I started to read Donald Miller’s new book yesterday. I quickly finished about 50 pages and was feeling like he was speaking directly to me about one thing, my life. Hitting on a nerve that seems to be very tender at the moment, I was faced with questions that seemed to have no answers. Have you ever read a book and come away more confused then enlightened?
I like what Rob Bell had to say about Don’s new book:
“If someone tells you they’ve read this book and they ‘enjoyed it’ or they ‘liked it’ or they think it’s a ‘good book’ then maybe they didn’t read it–its well written and funny and interesting and all that, but it’s also disturbing, really, really disturbing. Don is into provocative territory here, wrestling with The Story and the role each of our stories play in it….it is very convicting, powerful, unsettling writing. I felt like this book read me more than I read it.
Have you ever wanted to push pause on a book and ask the author a question?
This happens to me all the time. I get so frustrated with not having all the answers that I want to find out exactly what the author was trying to say. I imagine the conversation going something like this, “could you expound on that thought a little more” or “could you break it down for a brotha.” Giving text a chance to breathe is a necessity for me. Often times I rush over a sentence or even a word and miss the entire meaning of the paragraph in my efforts to finish the chapter and the book. I drew a big pause button in Don’s book, I thought it needed to be added. I had to remind myself to slow down and soak up each word, I didn’t want to miss anything about finding my Story, and ultimately my life.
After reading a couple of pages, I to feel that my story meant nothing. If you haven’t read the book I apologize, if you have, you know what I am talking about. In the beginning chapter Don starts to talk about finding the meaning to life in nature, then in a girl, then in a family, etc…as I sat there reading these couple of paragraphs all I could think about was how I wanted that story, I wanted someone else story. Someone who has figured out what they are doing, someone who has a wife and kids and a dog named Jack Bauer. I realized that my story wasn’t much to read or look at and others seemed to be telling a better story. These couple of paragraphs have been paused for the last couple hours. I continue to ask the question in my head, “what if I want someone else story?
I mauled this over for the better part of the night. Thinking about what my story is unfolding, wondering how God is unfolding the narrative that we call life. I cannot help but wonder how many other people are wondering the same thing. “If only I could do….” “If I just had what they had.” “My life would be easy if it was like….” And yet I realize that at this moment all those excuses get in the way of our story. The story that God is writing, the story that we are using to share the hope and salvation that Christ has given us, the story that brings life to others. The fear that grips us when we are called to live out our story can be great enough to hold us back from diving in. I pray that we do not lose our story because we think it is boring or pointless, I pray that you and I can see the story unfolding, the redemptive plan that God is unfolding, and that we can continue to share our story with others.

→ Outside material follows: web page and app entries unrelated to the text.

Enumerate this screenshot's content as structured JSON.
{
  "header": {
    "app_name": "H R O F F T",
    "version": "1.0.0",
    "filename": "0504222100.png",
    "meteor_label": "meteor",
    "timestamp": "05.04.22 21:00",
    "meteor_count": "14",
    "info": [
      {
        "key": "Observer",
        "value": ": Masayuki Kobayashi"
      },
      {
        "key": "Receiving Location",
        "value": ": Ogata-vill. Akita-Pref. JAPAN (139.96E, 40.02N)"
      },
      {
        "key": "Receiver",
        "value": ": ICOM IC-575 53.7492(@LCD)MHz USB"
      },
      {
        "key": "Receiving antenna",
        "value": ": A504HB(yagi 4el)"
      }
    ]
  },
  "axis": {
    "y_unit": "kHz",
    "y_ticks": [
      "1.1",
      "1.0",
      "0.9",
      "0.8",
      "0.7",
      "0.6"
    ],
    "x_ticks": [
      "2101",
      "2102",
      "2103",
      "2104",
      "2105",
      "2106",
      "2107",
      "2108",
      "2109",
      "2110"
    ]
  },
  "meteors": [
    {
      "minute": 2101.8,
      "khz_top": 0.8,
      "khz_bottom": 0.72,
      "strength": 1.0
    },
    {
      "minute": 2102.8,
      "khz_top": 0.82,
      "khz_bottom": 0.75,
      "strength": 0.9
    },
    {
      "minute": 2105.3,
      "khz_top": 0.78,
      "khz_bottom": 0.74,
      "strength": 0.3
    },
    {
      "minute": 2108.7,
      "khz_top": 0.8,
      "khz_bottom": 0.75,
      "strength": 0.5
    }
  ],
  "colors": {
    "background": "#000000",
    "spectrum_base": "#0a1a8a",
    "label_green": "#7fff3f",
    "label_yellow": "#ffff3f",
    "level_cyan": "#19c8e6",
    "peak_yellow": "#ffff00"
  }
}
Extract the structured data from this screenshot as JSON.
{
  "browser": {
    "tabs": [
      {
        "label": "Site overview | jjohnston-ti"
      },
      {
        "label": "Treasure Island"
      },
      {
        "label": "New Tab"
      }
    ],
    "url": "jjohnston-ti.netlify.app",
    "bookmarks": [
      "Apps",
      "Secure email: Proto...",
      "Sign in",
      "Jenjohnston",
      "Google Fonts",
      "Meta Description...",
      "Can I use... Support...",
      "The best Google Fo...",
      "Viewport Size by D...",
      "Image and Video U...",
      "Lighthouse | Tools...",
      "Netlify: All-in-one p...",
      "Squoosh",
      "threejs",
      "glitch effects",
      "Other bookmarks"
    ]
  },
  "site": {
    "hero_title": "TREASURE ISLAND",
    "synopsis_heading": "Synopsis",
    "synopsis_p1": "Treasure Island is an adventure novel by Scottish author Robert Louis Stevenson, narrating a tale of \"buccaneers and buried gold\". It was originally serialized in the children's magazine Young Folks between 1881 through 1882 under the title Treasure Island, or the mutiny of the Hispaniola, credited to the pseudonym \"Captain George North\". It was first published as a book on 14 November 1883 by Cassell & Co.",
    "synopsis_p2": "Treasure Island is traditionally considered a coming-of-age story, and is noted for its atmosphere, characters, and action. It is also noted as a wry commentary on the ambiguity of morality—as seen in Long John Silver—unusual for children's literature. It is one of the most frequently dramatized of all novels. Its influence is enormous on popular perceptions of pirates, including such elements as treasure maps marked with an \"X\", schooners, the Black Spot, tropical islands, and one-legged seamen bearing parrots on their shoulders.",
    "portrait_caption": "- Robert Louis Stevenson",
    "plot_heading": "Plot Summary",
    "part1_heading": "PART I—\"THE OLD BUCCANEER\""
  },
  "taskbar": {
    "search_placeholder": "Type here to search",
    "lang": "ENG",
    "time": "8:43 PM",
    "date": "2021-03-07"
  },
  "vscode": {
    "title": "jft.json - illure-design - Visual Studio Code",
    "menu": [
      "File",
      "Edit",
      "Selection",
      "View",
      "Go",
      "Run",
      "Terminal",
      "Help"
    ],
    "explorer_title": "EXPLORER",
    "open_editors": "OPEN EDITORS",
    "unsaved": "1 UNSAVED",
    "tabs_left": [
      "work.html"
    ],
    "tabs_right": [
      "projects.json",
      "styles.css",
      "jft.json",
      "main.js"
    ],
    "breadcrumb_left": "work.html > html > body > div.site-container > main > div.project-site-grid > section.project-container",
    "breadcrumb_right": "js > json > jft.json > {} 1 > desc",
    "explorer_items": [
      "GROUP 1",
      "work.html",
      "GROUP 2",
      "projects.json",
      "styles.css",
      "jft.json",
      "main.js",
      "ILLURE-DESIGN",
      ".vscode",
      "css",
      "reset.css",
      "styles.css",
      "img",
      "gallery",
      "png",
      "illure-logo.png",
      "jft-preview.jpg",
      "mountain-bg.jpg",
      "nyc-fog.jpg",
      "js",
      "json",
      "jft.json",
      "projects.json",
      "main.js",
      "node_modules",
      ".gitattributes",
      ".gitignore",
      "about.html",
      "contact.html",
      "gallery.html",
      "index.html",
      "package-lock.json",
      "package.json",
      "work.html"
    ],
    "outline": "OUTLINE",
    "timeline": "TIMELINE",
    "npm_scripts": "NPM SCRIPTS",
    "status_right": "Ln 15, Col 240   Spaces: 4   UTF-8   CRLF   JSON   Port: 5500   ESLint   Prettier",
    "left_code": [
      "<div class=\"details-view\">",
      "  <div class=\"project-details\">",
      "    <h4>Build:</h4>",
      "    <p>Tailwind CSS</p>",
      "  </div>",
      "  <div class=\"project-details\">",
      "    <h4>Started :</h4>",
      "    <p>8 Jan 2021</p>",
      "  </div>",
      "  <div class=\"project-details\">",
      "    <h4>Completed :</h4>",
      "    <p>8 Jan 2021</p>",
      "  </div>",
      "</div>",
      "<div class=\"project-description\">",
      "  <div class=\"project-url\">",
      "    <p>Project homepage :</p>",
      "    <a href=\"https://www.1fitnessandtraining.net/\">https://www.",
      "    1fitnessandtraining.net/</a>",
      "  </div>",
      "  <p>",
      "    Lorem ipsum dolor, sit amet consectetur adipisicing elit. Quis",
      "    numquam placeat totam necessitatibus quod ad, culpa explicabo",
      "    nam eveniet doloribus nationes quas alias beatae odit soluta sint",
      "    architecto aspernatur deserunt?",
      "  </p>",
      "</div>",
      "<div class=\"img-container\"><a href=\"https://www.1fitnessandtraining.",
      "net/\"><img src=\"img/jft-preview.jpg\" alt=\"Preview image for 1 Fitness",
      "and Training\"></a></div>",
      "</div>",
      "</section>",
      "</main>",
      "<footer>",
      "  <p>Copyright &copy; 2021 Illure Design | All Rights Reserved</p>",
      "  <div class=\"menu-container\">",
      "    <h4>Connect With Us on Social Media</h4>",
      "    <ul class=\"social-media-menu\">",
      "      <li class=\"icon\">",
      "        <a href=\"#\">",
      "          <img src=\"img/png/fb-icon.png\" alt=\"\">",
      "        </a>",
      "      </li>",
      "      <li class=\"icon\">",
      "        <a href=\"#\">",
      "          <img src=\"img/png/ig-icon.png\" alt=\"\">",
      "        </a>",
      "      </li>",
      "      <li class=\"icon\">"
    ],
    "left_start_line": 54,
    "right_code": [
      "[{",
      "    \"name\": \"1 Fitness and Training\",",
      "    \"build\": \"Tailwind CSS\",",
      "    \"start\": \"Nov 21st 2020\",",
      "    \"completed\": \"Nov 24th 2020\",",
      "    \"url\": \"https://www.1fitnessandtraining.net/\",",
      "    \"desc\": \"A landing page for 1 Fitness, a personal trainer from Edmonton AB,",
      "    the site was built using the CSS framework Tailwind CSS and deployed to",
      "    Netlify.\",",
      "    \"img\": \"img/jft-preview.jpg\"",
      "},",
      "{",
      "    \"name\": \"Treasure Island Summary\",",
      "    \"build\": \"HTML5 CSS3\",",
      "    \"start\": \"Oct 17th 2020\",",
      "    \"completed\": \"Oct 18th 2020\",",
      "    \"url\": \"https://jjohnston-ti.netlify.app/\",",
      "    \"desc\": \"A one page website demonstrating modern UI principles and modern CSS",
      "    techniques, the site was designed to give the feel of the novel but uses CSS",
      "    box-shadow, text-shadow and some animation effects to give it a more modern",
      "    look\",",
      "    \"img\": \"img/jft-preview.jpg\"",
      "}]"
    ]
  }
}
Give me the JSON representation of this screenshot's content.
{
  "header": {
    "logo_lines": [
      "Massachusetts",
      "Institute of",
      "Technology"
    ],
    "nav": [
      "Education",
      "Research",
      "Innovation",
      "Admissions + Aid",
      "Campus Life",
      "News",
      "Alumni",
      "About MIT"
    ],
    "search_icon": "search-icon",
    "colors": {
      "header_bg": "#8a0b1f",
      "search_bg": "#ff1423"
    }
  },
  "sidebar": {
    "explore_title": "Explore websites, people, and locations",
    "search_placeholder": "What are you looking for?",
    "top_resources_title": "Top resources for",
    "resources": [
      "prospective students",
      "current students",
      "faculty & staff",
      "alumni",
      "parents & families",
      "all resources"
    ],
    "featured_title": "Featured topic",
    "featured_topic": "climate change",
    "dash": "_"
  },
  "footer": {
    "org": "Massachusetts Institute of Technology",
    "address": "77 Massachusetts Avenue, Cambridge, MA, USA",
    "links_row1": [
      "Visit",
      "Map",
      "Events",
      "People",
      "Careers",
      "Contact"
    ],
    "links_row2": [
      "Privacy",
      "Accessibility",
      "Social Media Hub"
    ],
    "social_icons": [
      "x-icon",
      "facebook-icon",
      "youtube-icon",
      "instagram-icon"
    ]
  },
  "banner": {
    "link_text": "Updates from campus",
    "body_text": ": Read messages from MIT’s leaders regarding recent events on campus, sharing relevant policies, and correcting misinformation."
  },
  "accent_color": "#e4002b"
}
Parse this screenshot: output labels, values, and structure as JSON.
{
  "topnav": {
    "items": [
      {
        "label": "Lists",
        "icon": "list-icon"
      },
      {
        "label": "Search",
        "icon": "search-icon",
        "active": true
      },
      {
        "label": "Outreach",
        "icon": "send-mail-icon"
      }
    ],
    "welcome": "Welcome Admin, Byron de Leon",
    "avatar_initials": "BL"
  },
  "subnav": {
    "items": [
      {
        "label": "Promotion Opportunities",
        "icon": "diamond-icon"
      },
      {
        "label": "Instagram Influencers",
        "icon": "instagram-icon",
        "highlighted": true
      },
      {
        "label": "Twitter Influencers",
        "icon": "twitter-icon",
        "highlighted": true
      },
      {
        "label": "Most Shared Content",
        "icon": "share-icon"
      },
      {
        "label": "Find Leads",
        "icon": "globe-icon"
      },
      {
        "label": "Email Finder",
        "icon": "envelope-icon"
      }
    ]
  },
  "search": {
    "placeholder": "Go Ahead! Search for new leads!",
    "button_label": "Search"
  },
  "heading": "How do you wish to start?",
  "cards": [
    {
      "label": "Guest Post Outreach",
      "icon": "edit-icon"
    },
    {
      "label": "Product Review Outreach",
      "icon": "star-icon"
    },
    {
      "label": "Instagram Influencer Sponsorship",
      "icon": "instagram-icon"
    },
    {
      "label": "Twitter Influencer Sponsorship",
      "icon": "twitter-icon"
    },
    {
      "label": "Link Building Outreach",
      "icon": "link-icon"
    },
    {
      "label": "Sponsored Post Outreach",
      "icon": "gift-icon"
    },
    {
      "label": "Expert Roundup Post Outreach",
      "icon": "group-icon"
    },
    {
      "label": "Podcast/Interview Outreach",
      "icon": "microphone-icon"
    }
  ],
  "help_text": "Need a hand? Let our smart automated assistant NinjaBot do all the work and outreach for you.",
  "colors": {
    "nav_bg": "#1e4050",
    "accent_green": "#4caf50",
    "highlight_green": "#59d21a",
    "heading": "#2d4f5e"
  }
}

“The Truth is, if what we choose to do with our lives won’t make a story meaningful, it won’t make a life meaningful either.”–Donald Miller’s A thousand miles in a Million Years
Live out your story